Task goal: Could you return all of the entries word for word, minus any pictures?

┄┄┄┄┄┄┄┄┄┄┄┄┄┄┄┄┄┄┄┄

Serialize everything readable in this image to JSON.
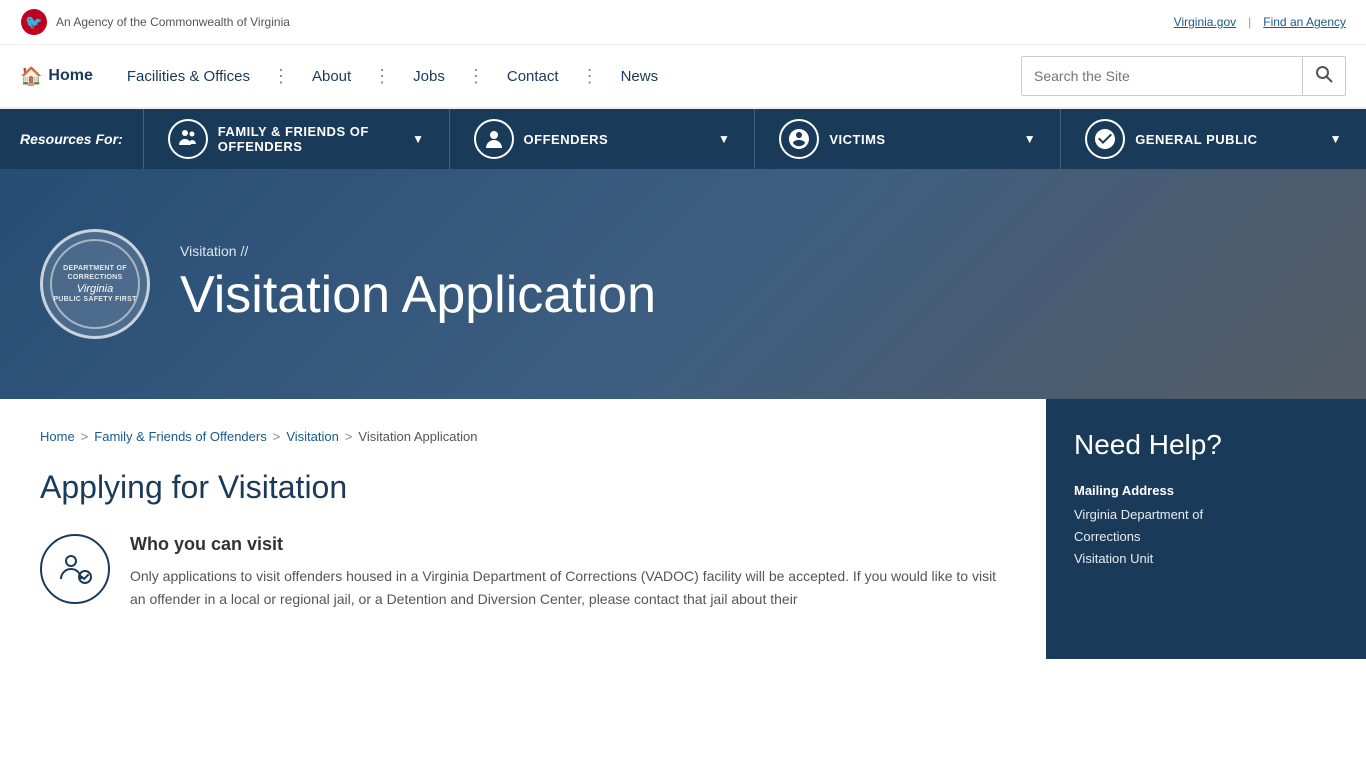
{
  "topbar": {
    "agency_text": "An Agency of the Commonwealth of Virginia",
    "virginia_gov_link": "Virginia.gov",
    "find_agency_link": "Find an Agency"
  },
  "nav": {
    "home_label": "Home",
    "facilities_label": "Facilities & Offices",
    "about_label": "About",
    "jobs_label": "Jobs",
    "contact_label": "Contact",
    "news_label": "News",
    "search_placeholder": "Search the Site"
  },
  "resources_bar": {
    "label": "Resources For:",
    "items": [
      {
        "id": "family-friends",
        "label": "FAMILY & FRIENDS OF OFFENDERS",
        "icon": "👨‍👩‍👧"
      },
      {
        "id": "offenders",
        "label": "OFFENDERS",
        "icon": "👤"
      },
      {
        "id": "victims",
        "label": "VICTIMS",
        "icon": "🤝"
      },
      {
        "id": "general-public",
        "label": "GENERAL PUBLIC",
        "icon": "🏛"
      }
    ]
  },
  "hero": {
    "seal_line1": "DEPARTMENT OF CORRECTIONS",
    "seal_virginia": "Virginia",
    "seal_tagline": "PUBLIC SAFETY FIRST",
    "breadcrumb": "Visitation //",
    "title": "Visitation Application"
  },
  "breadcrumb": {
    "items": [
      {
        "label": "Home",
        "href": "#"
      },
      {
        "label": "Family & Friends of Offenders",
        "href": "#"
      },
      {
        "label": "Visitation",
        "href": "#"
      },
      {
        "label": "Visitation Application",
        "href": "#",
        "current": true
      }
    ]
  },
  "main": {
    "heading": "Applying for Visitation",
    "who_visit": {
      "title": "Who you can visit",
      "text": "Only applications to visit offenders housed in a Virginia Department of Corrections (VADOC) facility will be accepted. If you would like to visit an offender in a local or regional jail, or a Detention and Diversion Center, please contact that jail about their"
    }
  },
  "sidebar": {
    "heading": "Need Help?",
    "mailing_address_label": "Mailing Address",
    "address_line1": "Virginia Department of",
    "address_line2": "Corrections",
    "address_line3": "Visitation Unit"
  }
}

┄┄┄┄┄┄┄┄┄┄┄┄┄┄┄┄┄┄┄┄

Task response:
Serialize everything readable in this image to JSON.
{
  "topbar": {
    "agency_text": "An Agency of the Commonwealth of Virginia",
    "virginia_gov_link": "Virginia.gov",
    "find_agency_link": "Find an Agency"
  },
  "nav": {
    "home_label": "Home",
    "facilities_label": "Facilities & Offices",
    "about_label": "About",
    "jobs_label": "Jobs",
    "contact_label": "Contact",
    "news_label": "News",
    "search_placeholder": "Search the Site"
  },
  "resources_bar": {
    "label": "Resources For:",
    "items": [
      {
        "id": "family-friends",
        "label": "FAMILY & FRIENDS OF OFFENDERS",
        "icon": "👨‍👩‍👧"
      },
      {
        "id": "offenders",
        "label": "OFFENDERS",
        "icon": "👤"
      },
      {
        "id": "victims",
        "label": "VICTIMS",
        "icon": "🤝"
      },
      {
        "id": "general-public",
        "label": "GENERAL PUBLIC",
        "icon": "🏛"
      }
    ]
  },
  "hero": {
    "seal_line1": "DEPARTMENT OF CORRECTIONS",
    "seal_virginia": "Virginia",
    "seal_tagline": "PUBLIC SAFETY FIRST",
    "breadcrumb": "Visitation //",
    "title": "Visitation Application"
  },
  "breadcrumb": {
    "items": [
      {
        "label": "Home",
        "href": "#"
      },
      {
        "label": "Family & Friends of Offenders",
        "href": "#"
      },
      {
        "label": "Visitation",
        "href": "#"
      },
      {
        "label": "Visitation Application",
        "href": "#",
        "current": true
      }
    ]
  },
  "main": {
    "heading": "Applying for Visitation",
    "who_visit": {
      "title": "Who you can visit",
      "text": "Only applications to visit offenders housed in a Virginia Department of Corrections (VADOC) facility will be accepted. If you would like to visit an offender in a local or regional jail, or a Detention and Diversion Center, please contact that jail about their"
    }
  },
  "sidebar": {
    "heading": "Need Help?",
    "mailing_address_label": "Mailing Address",
    "address_line1": "Virginia Department of",
    "address_line2": "Corrections",
    "address_line3": "Visitation Unit"
  }
}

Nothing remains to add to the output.